● EXERCISE DIRECTIONS:
Each line in the listing is to be restated exactly.

● EXERCISE INPUT:
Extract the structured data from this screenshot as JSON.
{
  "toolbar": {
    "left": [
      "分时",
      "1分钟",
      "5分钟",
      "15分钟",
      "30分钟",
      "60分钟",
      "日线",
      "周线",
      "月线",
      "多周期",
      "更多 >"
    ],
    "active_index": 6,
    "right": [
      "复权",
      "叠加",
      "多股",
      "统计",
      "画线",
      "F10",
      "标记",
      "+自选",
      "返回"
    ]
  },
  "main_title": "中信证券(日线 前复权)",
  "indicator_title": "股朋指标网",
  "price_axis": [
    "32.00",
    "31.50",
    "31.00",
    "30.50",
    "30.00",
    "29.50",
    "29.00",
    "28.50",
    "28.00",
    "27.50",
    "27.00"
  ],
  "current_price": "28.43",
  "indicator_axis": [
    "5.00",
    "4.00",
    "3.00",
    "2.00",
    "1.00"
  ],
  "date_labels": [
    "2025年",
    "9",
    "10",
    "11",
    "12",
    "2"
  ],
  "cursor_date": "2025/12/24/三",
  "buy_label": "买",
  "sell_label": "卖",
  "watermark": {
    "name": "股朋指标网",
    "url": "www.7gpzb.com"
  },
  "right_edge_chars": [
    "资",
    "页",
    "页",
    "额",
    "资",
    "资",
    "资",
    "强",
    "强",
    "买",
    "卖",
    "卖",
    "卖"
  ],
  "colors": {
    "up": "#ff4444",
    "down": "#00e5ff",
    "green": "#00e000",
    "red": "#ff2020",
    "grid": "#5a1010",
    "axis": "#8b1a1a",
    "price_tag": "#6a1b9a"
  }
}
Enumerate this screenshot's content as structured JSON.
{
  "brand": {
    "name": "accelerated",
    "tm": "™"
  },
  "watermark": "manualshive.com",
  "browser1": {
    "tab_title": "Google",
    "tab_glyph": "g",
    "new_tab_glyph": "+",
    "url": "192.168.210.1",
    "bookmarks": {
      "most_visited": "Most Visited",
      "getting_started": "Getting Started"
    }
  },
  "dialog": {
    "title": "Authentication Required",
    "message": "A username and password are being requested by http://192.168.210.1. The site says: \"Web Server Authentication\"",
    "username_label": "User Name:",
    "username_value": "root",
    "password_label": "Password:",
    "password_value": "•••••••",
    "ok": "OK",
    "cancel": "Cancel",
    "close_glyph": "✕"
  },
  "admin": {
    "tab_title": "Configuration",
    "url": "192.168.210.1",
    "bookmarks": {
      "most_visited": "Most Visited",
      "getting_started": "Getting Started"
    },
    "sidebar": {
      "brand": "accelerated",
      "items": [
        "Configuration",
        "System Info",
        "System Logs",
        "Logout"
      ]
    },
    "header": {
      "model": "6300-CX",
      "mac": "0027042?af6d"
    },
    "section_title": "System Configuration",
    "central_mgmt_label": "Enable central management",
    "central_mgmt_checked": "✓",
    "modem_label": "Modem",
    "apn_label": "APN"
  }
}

● SOLUTION TO THE EXERCISE:
Extract the structured data from this screenshot as JSON.
{
  "toolbar": {
    "left": [
      "分时",
      "1分钟",
      "5分钟",
      "15分钟",
      "30分钟",
      "60分钟",
      "日线",
      "周线",
      "月线",
      "多周期",
      "更多 >"
    ],
    "active_index": 6,
    "right": [
      "复权",
      "叠加",
      "多股",
      "统计",
      "画线",
      "F10",
      "标记",
      "+自选",
      "返回"
    ]
  },
  "main_title": "中信证券(日线 前复权)",
  "indicator_title": "股朋指标网",
  "price_axis": [
    "32.00",
    "31.50",
    "31.00",
    "30.50",
    "30.00",
    "29.50",
    "29.00",
    "28.50",
    "28.00",
    "27.50",
    "27.00"
  ],
  "current_price": "28.43",
  "indicator_axis": [
    "5.00",
    "4.00",
    "3.00",
    "2.00",
    "1.00"
  ],
  "date_labels": [
    "2025年",
    "9",
    "10",
    "11",
    "12",
    "2"
  ],
  "cursor_date": "2025/12/24/三",
  "buy_label": "买",
  "sell_label": "卖",
  "watermark": {
    "name": "股朋指标网",
    "url": "www.7gpzb.com"
  },
  "right_edge_chars": [
    "资",
    "页",
    "页",
    "额",
    "资",
    "资",
    "资",
    "强",
    "强",
    "买",
    "卖",
    "卖",
    "卖"
  ],
  "colors": {
    "up": "#ff4444",
    "down": "#00e5ff",
    "green": "#00e000",
    "red": "#ff2020",
    "grid": "#5a1010",
    "axis": "#8b1a1a",
    "price_tag": "#6a1b9a"
  }
}
Enumerate this screenshot's content as structured JSON.
{
  "brand": {
    "name": "accelerated",
    "tm": "™"
  },
  "watermark": "manualshive.com",
  "browser1": {
    "tab_title": "Google",
    "tab_glyph": "g",
    "new_tab_glyph": "+",
    "url": "192.168.210.1",
    "bookmarks": {
      "most_visited": "Most Visited",
      "getting_started": "Getting Started"
    }
  },
  "dialog": {
    "title": "Authentication Required",
    "message": "A username and password are being requested by http://192.168.210.1. The site says: \"Web Server Authentication\"",
    "username_label": "User Name:",
    "username_value": "root",
    "password_label": "Password:",
    "password_value": "•••••••",
    "ok": "OK",
    "cancel": "Cancel",
    "close_glyph": "✕"
  },
  "admin": {
    "tab_title": "Configuration",
    "url": "192.168.210.1",
    "bookmarks": {
      "most_visited": "Most Visited",
      "getting_started": "Getting Started"
    },
    "sidebar": {
      "brand": "accelerated",
      "items": [
        "Configuration",
        "System Info",
        "System Logs",
        "Logout"
      ]
    },
    "header": {
      "model": "6300-CX",
      "mac": "0027042?af6d"
    },
    "section_title": "System Configuration",
    "central_mgmt_label": "Enable central management",
    "central_mgmt_checked": "✓",
    "modem_label": "Modem",
    "apn_label": "APN"
  }
}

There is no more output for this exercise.